In early December 2021, the IEU presented Karen Richardson with a compendium in appreciation of her 40 years in the union. Karen taught at Wenona School in North Sydney for all but the first year of her career.
Karen (pictured, left) has a standout memory of joining Wenona. “Someone who recommended the job to me said, ‘my most important bit of advice is join the union’,” she said.
“And I think that is fantastic advice because I’ve had two lots of maternity leave, and neither were paid. Paid maternity leave is just one of the advances the union has fought for. I think it’s just amazing.”
Professional Officer Veronica Yewdall (pictured, right) said the union could only take up and win this battle because of people such as Karen who join the union and stay. “It’s incredibly important work, and we couldn’t do it otherwise,” she said.
Another perennial issue is workload. “We’ve been talking about workload for so long and [employers] just consistently refused to do anything. It doesn’t get any easier. All the paperwork – it’s enormous.”
She noted the Nationally Consistent Collection of Data (NCCD) in particular. “The documentation that goes with registers and programs and adjustments is big. And it’s all linked to funding – if we don’t have this enormous amount of detail, we’d lose our funding.”
The union has had a breakthrough on this front too, having negotiated revised requirements with the Federal Department of Education, Skills and Employment [see page 9].

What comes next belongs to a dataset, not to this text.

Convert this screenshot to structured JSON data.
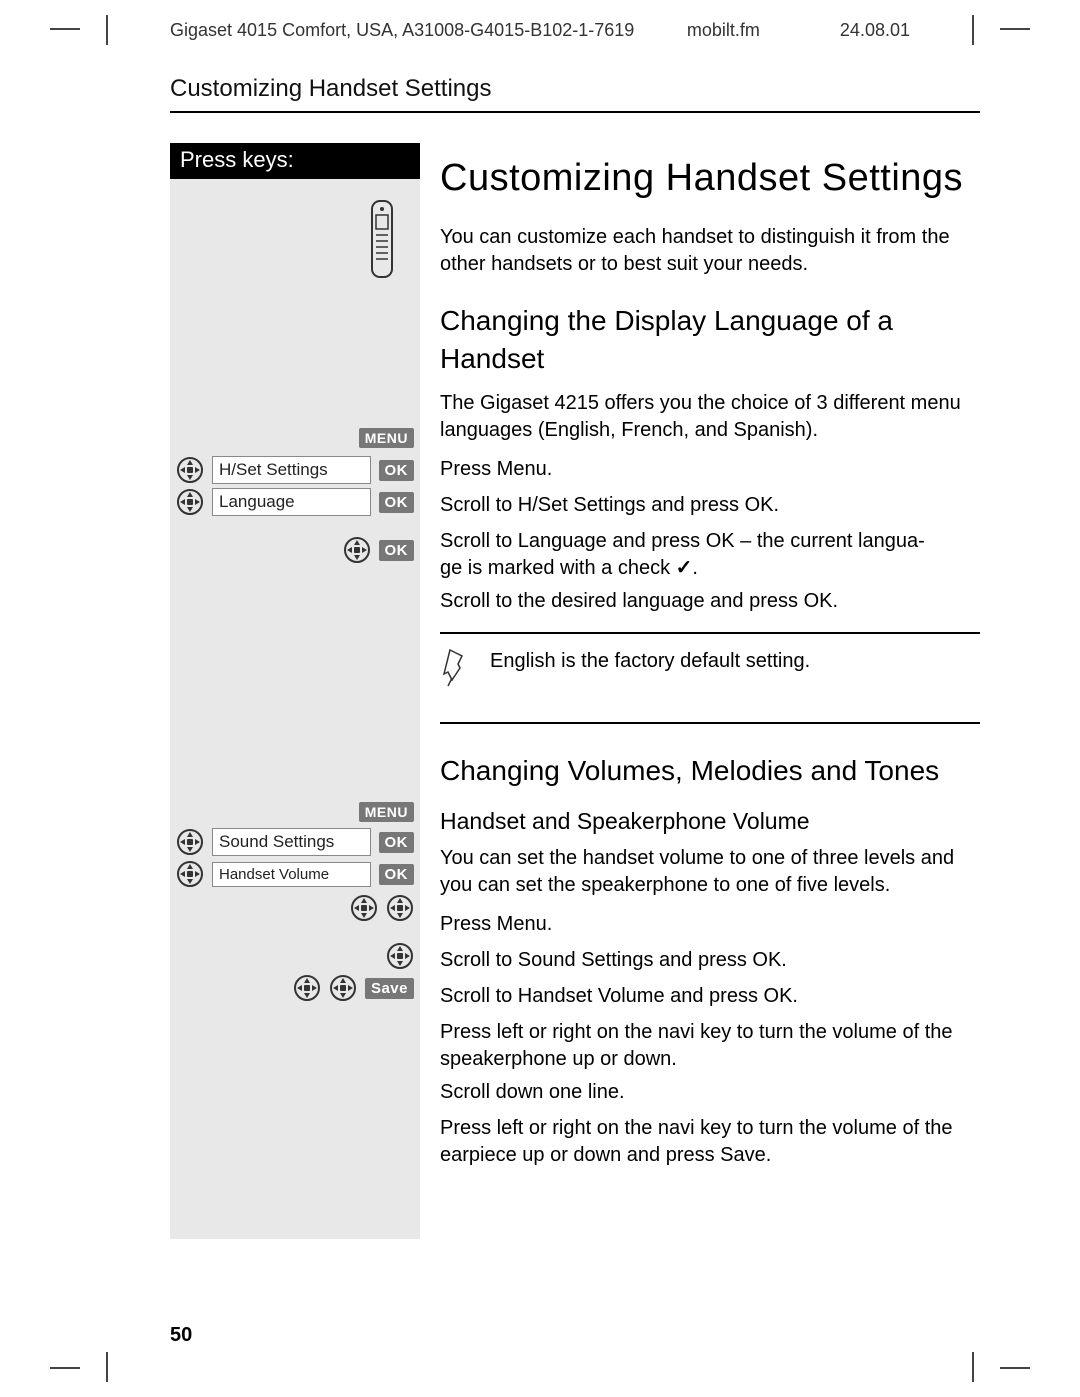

“We hope we’ll be able to transfer that to other workload issues that have run rampant for the last few years,” Veronica said.
Karen said she always read the union’s publications and would leave items lying around for non-union staff to see.
“We want what’s good for education and for each other,” she said.